My System Thread and
With regards to Windows 8 on the mobile, I like the look of it, they have done a good job with Metro. I don't personally understand Microsofts obsession with unified GUIs. They can have a Unified OS without the Unified GUI. PCs and mobile devices are designed for different tasks so should have different interfaces, i.e precision vs relaxed. Tablets are never going to become precision tools for Cad operators or Photo retouchers for instance, PC's are work horses and need an interface to reflect this.
Paul Hobbs - that's exactly what MS is doing on the traditional desktop - you'll be able to switch between the Metro interface and the familiar W7 interface at whim. And some programs which will not be updated for the Metro interface, e.g. Visual Studio (MS's programming tool), I would imagine will automatically switch to the W7 interface.
On mobile phone devices there'll be Metro only I presume.

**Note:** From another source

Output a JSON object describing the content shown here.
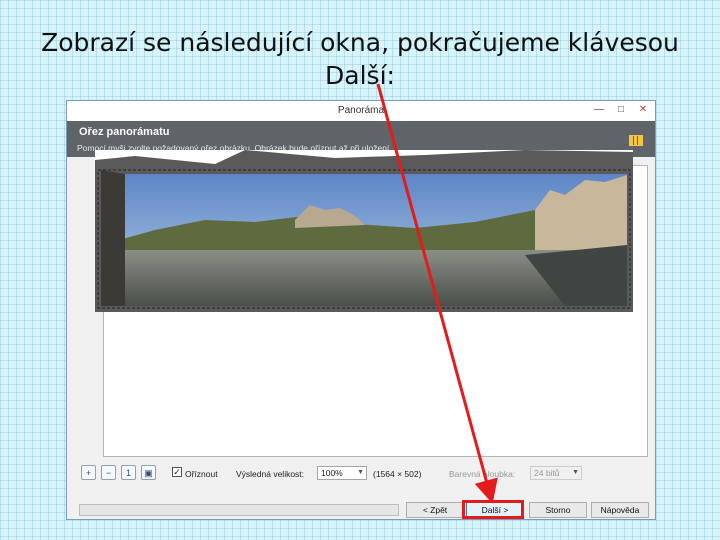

Any mobile OS will live or die by the quality of its App Store. One of the reasons Android started to grow rapidly was the fact that users could transfer OS without losing any of the apps that they had come to rely on as the developers got behind Android. The lack of Sonos controller did at one point stop me buying an Android, now it's a non issue.